The mid-19th Century saw the appearance of the coil spring which was patented in 1865. The German inventor Heinrich Westphal invented the first innerspring mattress in 1871. The British firm Harrods sold the first modern concept of the waterbed in 1895 which resembled large hot water bottles. (Waterbeds date as far back as the Roman Empire, they used goat skins to hold the water).
1900 was the most significant year ever for the design of modern day mattresses. In Canada, British-born engineer James Marshall (founder of Vi-Spring) invented the "inner-spring mattress". Coil-springs even now still bear his name, "Marshall Coils".
Twenty-six years later, Dunlop invented a technology to produce vulcanized rubber latex foam for mattresses. Initially this was only sold to the British Royal Family. This helped to raise the profile of the process when it was released more widely.
The 1930's saw innerspring mattresses become more prevalent, along with the use of artificial fillings. Encased coil spring mattresses, which consisted of individual springs sewn into linked fabric bags, were introduced.
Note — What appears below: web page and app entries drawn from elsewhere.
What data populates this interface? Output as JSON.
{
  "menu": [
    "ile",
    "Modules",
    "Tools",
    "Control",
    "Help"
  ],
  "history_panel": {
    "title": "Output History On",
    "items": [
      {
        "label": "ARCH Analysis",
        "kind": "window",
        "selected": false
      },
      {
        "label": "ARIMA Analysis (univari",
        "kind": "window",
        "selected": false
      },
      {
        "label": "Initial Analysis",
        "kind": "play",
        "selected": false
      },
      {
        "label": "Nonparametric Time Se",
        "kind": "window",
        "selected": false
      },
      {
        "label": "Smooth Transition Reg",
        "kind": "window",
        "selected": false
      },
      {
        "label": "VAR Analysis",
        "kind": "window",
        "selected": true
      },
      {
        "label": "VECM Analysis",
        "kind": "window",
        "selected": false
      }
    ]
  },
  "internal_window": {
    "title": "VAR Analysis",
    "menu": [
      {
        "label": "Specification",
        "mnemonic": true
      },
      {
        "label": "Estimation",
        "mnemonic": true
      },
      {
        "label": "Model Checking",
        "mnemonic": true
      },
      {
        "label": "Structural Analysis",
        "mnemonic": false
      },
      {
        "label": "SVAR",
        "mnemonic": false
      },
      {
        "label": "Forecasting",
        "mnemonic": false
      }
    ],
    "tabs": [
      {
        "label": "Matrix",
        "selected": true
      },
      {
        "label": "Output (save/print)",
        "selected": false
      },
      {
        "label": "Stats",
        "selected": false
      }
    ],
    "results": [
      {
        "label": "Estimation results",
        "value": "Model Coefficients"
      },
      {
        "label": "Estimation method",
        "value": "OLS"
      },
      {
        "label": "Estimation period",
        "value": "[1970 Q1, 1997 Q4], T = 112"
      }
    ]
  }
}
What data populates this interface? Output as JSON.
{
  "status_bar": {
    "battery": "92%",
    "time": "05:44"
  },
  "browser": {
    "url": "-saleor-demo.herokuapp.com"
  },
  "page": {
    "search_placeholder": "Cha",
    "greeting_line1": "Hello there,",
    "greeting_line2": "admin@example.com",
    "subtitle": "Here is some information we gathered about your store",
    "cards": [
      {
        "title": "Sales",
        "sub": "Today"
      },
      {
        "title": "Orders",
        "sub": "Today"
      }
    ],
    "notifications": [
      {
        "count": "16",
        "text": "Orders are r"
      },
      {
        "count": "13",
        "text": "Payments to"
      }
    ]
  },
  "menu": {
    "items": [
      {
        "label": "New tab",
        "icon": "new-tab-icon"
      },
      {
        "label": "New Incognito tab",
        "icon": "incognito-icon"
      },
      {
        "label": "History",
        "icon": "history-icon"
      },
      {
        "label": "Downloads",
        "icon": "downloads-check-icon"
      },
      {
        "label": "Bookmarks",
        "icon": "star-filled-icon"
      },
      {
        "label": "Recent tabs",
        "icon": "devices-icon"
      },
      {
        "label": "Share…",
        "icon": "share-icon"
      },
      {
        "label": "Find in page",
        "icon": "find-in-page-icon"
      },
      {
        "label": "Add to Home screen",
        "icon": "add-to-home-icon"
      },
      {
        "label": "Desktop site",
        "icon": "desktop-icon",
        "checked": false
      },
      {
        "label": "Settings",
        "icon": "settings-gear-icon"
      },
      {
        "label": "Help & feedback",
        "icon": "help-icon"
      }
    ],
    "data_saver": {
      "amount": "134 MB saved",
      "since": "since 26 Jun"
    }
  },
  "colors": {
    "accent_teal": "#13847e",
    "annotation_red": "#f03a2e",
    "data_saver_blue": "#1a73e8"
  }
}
The advantage of this system was that a spring depressed in one area of the mattress would not cause the entire mattress or another area of it to be depressed.
Air mattresses were introduced in the 1940's, they were constructed of vulcanized rubber coated fabric, and the modern version of waterbeds arrived in the 1960s.
From humble pads in caves, the centuries have seen a huge number of innovative ideas in mattresses and bedding evolve into the modern products we use today. Today's modern mattresses offer a level of comfort that would have been the envy of the elite and aristocracy of former times. And the story continues, with new processes, technology and designs pouring onto the market. But for us traditionalists at British Beds Worldwide, nothing compares to the comfort and support provided by a traditional pocket-sprung mattress with natural fillings.
Scientists and the medical profession have discovered that a good night's sleep is not only a matter of comfort, but it also is directly related to our health and well-being. Moreover, our psychological health is also affected. If you wake up feeling tired and still sleepy every day, your ability to concentrate will almost certainly be affected which in turn may impair your ability to work, study or function properly.
Here in the stress-filled and busy present day there are so many choices of mattresses, consumers can easily be bemused by the choices they are confronted when trying to select the best mattress for taking care of their comfort and well-being. Our friendly, expert, consultants at British Beds Worldwide will be happy to answer your questions. We look forward to hearing from you.